by Gordy Slack
the Oak Ridge National laboratory by Dr. Chen and her colleagues at the
Sandia National Laboratories.
Scientists across the board, from chemists to astrophysicists, today have the tools to explore and model phenomenon at a mind-blowing level of fidelity and resolution. But the data sets they generate not only blow minds, they also blow the gaskets of the computers and the traditional schemas that scientists try to examine them on.
In Professor Kwan-Liu Ma’s UC Davis VIDI (Visualization and Interface Design Innovation) lab, the objective is to take data sets that can be on the peta or tera scale and turn them into explorable, workable, and visualizable units.
“In the past, most data was viewed as a two-dimensional cross-section or at best as so-called isosurfaces,” says Ma. “But by employing our visualization techniques we are able to let researchers see the full extent of their data at the highest possible resolution and in both three-dimensional space and the temporal domain. So scientists can begin to visualize things they just couldn’t see in the past.”
Computer scientists have been helping other types of researchers visualize their work since the early days of computer graphics. What is new, and the subject of Ma’s Department of Energy-supported research, is working with vast oceans of data. In some cases, the data is so detailed that visualization techniques like Ma’s are needed before hypotheses can be validated. In other cases, the visualizations allow researchers to connect dots they might not even suspect existed.
As part of a five-year SciDAC grant, Ma’s lab has worked with Dr. Jaqueline Chen’s research team at Sandia National Labs in Livermore, CA, on depicting the properties of turbulent combustion with detailed chemistry. At first, Ma simply helped them to visualize their data in three dimensions over time. But then Dr. Chen said that they wanted to see multiple variables, and how these variables related to each other over time, in the same visualization. So Ma and his colleagues had to find ways to superimpose several elements in one image so that they were distinct, but so that their relationships, as they changed over time, were clear.

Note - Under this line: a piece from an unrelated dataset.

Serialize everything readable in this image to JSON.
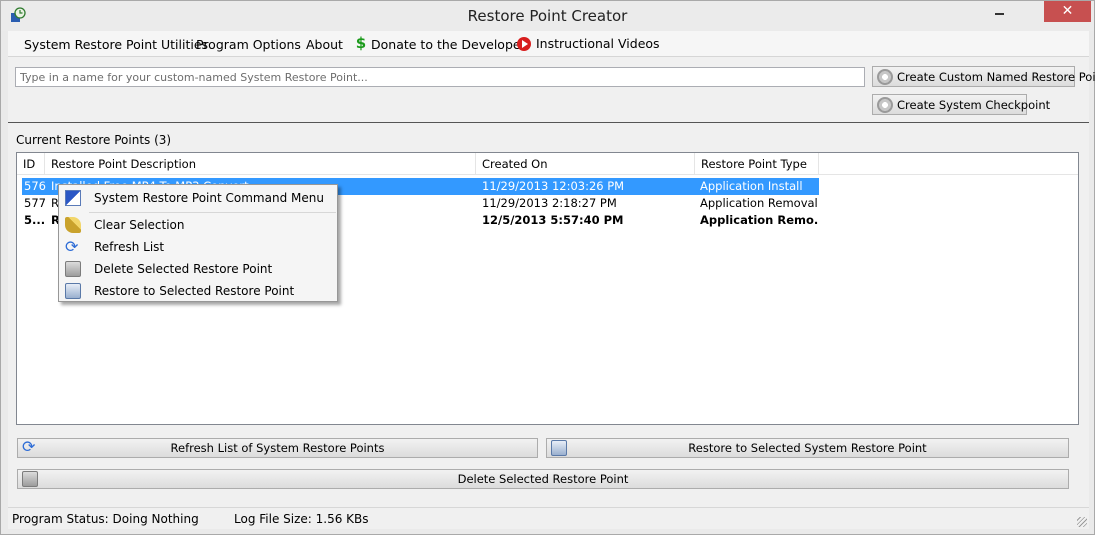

“In the past, they did most of the data analysis as a post process. But now they are able to interact with their data, to explore, because we’ve developed techniques that have allowed them to go into these different domains of the data. That has become very powerful.”
“We even developed a user interface so they could move between different spaces. They can shift from the temporal space to the spatial domain, and then look at the interaction between different variables at different levels.”
For example, there were delicate properties of turbulent combustion that were hidden in the data due to the multi-scale nature of turbulence flow, Ma says. His visualizations were able to draw some of those features out, allowing, for instance, researchers to view small turbulence eddies that are very close to a known feature surface of interest. Until now, those features have usually been eclipsed by other, more salient phenomena. Ma’s visualization software allows the Sandia scientists to zoom in on the feature surfaces and move closer and further away from the surfaces, examining these different features at different scales, including very detailed and subtle micro-eddies near the surface.
Powerful as computer visualizations are, there is always some uncertainty introduced when looking at data indirectly, says Ma. Depicting that level of uncertainty, making it a part of the visualization itself, is another subject of his team’s research.
Ma wants users of his tools to be able to “visualize the process of visualization itself,” he says. “If we can convey what has been done to the data to generate the image they’re working with, — not just the information loss but also the important mapping done to the data to get the image– then the user can have much greater control.”
Ma and his colleagues at VIDI work with scientists from a wide range of disciplines: climate science, chemistry, astrophysics and practical sciences like groundwater engineering and combustion studies. For Ma and his colleagues and students, the first phase of any project is a total-immersion crash course in the language and basic principles of the science itself. Only then can the task of translating data generated by the science into manipulatable, computer-generated images begin.
On the one hand, Ma helps some groups to exploit the largest available computers to process and visualize their data. He has created algorithms that work on massively parallel computers and cluster computers, for groups such as the Stanford Linear Accelerator Center, Argonne National Laboratory, and Sandia National Laboratories that have large computing power needs. On the other hand, he also goes the other direction, taking huge data sets and making them visualizable on smaller computers. He recently worked with the Harvard-Smithsonian Center for Astrophysics, taking vast amounts of observational data viewable only on computers with hundreds of gigabytes of processing power, and scaling it down–without losing important information, of course—so that it can be examined and explored on a single-gigabyte desktop.
Ma is clearly driven by a desire to empower scientists to better do their most important work, like finding ways to model climate change and to develop technologies that will mitigate global warming, but he also seems driven by the pure aesthetics of his field.
As John Keats wrote, “Truth is beauty,” and, when they reveal the subtle secrets of their subjects, Ma’s true visualizations can be stunningly beautiful as well.